Sharks have a variety of reproductive types. Some lay eggs (that also come
in a bunch of different shapes and sizes depending on the species).
Some develop eggs that hatch inside them, producing pups that then develop in the uterus and are born later. Others give birth similarly to mammals, with a placenta and umbilical chord. The umbilical cord attaches between the pectoral fins and, when the pups are born, they’re left with an umbilical scar, effectively a bellybutton, which is visible for a few weeks until it heals up completely. A few shark species have also been found to have “virgin births”, reproducing without a sexual partner.
The first thing that pops into most people’s minds when they think of sharks is of big fish with pointy teeth that are to be greatly feared. But as someone who spends their days studying these creatures, I know just how wrong that image is. For one, thing the diversity of sharks is astounding. The differences between species can even make it seem like some of these animals are barely related.
My new research, carried out with colleagues in the UK and South Africa, shows that significant differences can even exist between male and female members of the same species. Our study of South African great white sharks revealed that females don’t always make the switch from eating fish as youngsters to eating seals and other marine mammals when they’re older. Instead, our findings suggest that some females may specialise on fish prey and use different habitats to males.
How on Earth did we find this out? We conducted a type of chemical study known as stable isotope analysis on small pieces of muscle that we collected from free-swimming white sharks while on board a cage diving ecotourism boat. This gave us information on what the sharks had been eating and which habitats they had been using for a roughly two-year period – the first time that this analysis has been used on samples from live South African sharks.
What do the results mean? If the females are spending more time in coastal areas than males, they may be more likely to be caught in in-shore fisheries and bather safety nets, as well as being exposed to more pollutants. This issue is already affecting South Africa’s white shark population. So better understanding the diversity of shark behaviour could help us improve conservation efforts.
Differences in the way the sexes use resources is called sexual segregation, and is fairly common in sharks. The reasons behind sexual segregation can be complex, sometimes involving different temperature or nutritional requirements or the need for females to give birth in special nursery habitats.
Rough courtship and mating is likely one of the reasons why females grow to larger sizes than males (to be fair, males don’t have hands to hold on with, so they use their mouths). Female small spotted catsharks, have been documented avoiding sexual harassment, keeping away from any romantic (or bitey) encounters with males by hiding out in shallow water caves in the daytime.
Differences between the sexes is just one example of the incredible variety to be found among the sharks. Things get even more diverse when you look at different species. The sizes of the more than 400 species, for example, range from a 20-centimetre dwarf lantern shark to an 18-metre whale shark.

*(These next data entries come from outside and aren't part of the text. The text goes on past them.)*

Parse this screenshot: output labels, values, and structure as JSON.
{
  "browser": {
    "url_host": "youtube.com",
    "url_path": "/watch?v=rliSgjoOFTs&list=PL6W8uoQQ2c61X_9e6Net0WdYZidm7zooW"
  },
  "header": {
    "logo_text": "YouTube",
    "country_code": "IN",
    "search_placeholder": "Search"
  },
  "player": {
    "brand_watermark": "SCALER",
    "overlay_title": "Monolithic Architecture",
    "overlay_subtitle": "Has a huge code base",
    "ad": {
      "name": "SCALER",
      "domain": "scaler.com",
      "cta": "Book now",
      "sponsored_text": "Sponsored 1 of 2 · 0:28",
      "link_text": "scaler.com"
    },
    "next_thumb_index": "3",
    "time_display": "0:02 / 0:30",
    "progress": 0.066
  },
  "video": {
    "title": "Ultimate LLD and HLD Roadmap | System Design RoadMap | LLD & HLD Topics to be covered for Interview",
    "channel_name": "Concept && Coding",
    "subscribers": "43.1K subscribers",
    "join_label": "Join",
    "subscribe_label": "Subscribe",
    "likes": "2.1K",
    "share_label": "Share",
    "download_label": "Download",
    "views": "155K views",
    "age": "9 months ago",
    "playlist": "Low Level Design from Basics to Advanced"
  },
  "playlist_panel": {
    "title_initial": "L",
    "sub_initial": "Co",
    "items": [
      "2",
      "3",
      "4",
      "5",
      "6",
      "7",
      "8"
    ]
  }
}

They also come in a surprising variety of shapes, including the flat and ray-like angel shark and the rounded and eel-like frilled shark. Accordingly, their teeth come in a wonderful variety of forms too, from crushing plates used to crunch crabs in smoothhound sharks, to circular blade-like teeth that give cookiecutter sharks their name.
Sharks have a variety of reproductive types too. Some lay eggs (that also come in a bunch of different shapes and sizes depending on the species). Some develop eggs that hatch inside them, producing pups that then develop in the uterus and are born later.

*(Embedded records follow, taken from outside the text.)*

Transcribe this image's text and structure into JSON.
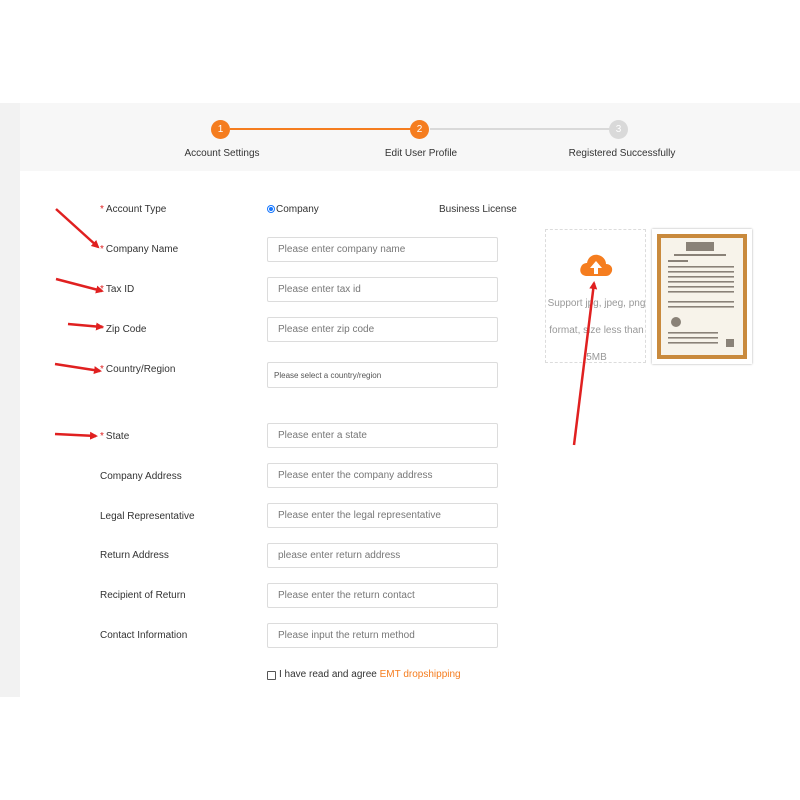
{
  "steps": [
    {
      "number": "1",
      "label": "Account Settings",
      "state": "done"
    },
    {
      "number": "2",
      "label": "Edit User Profile",
      "state": "active"
    },
    {
      "number": "3",
      "label": "Registered Successfully",
      "state": "pending"
    }
  ],
  "colors": {
    "accent": "#f57d1f",
    "pending": "#d9d9d9",
    "required": "#e02020",
    "annotation": "#e02020",
    "radio": "#1677ff"
  },
  "form": {
    "account_type": {
      "label": "Account Type",
      "required": true,
      "option": "Company",
      "selected": true
    },
    "business_license_label": "Business License",
    "fields": [
      {
        "key": "company_name",
        "label": "Company Name",
        "required": true,
        "placeholder": "Please enter company name",
        "value": ""
      },
      {
        "key": "tax_id",
        "label": "Tax ID",
        "required": true,
        "placeholder": "Please enter tax id",
        "value": ""
      },
      {
        "key": "zip_code",
        "label": "Zip Code",
        "required": true,
        "placeholder": "Please enter zip code",
        "value": ""
      },
      {
        "key": "country_region",
        "label": "Country/Region",
        "required": true,
        "placeholder": "Please select a country/region",
        "value": ""
      },
      {
        "key": "state",
        "label": "State",
        "required": true,
        "placeholder": "Please enter a state",
        "value": ""
      },
      {
        "key": "company_address",
        "label": "Company Address",
        "required": false,
        "placeholder": "Please enter the company address",
        "value": ""
      },
      {
        "key": "legal_representative",
        "label": "Legal Representative",
        "required": false,
        "placeholder": "Please enter the legal representative",
        "value": ""
      },
      {
        "key": "return_address",
        "label": "Return Address",
        "required": false,
        "placeholder": "please enter return address",
        "value": ""
      },
      {
        "key": "recipient_of_return",
        "label": "Recipient of Return",
        "required": false,
        "placeholder": "Please enter the return contact",
        "value": ""
      },
      {
        "key": "contact_information",
        "label": "Contact Information",
        "required": false,
        "placeholder": "Please input the return method",
        "value": ""
      }
    ],
    "upload": {
      "icon": "cloud-upload-icon",
      "hint": "Support jpg, jpeg, png format, size less than 5MB"
    },
    "agreement": {
      "text": "I have read and agree",
      "link": "EMT dropshipping",
      "checked": false
    }
  }
}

Others give birth similarly to mammals, with a placenta and umbilical chord. The umbilical cord attaches between the pectoral fins and, when the pups are born, they’re left with an umbilical scar, effectively a bellybutton, which is visible for a few weeks until it heals up completely. A few shark species have also been found to have “virgin births”, reproducing without a sexual partner.
Individual sharks have recently been shown to be just that: individual. In the last few years, the study of shark social interactions and personalities has come to the forefront of shark science. Researchers have found that lemon sharks show a preference for hanging out with familiar individuals. However, just like humans, some sharks are more sociable than others. Port Jackson sharks seem to have best friends that they like to spend time with year after year, and several shark species have been found to to be made up of individuals with different behavioural types, or personalities.
You can even tell individual sharks apart based on their appearance. NASA developed the algorithm that is now used to identify individual whale sharks by their spot patterns (it was originally used to map stars). Each whale shark has a unique pattern that can be identified like a fingerprint, and software is now used to catalogue photographs of individuals to help us monitor their numbers and movement patterns. Several other sharks and rays are now identified by various pattern features. can be identified by the notches on their dorsal fins, as well as other distinguishing features.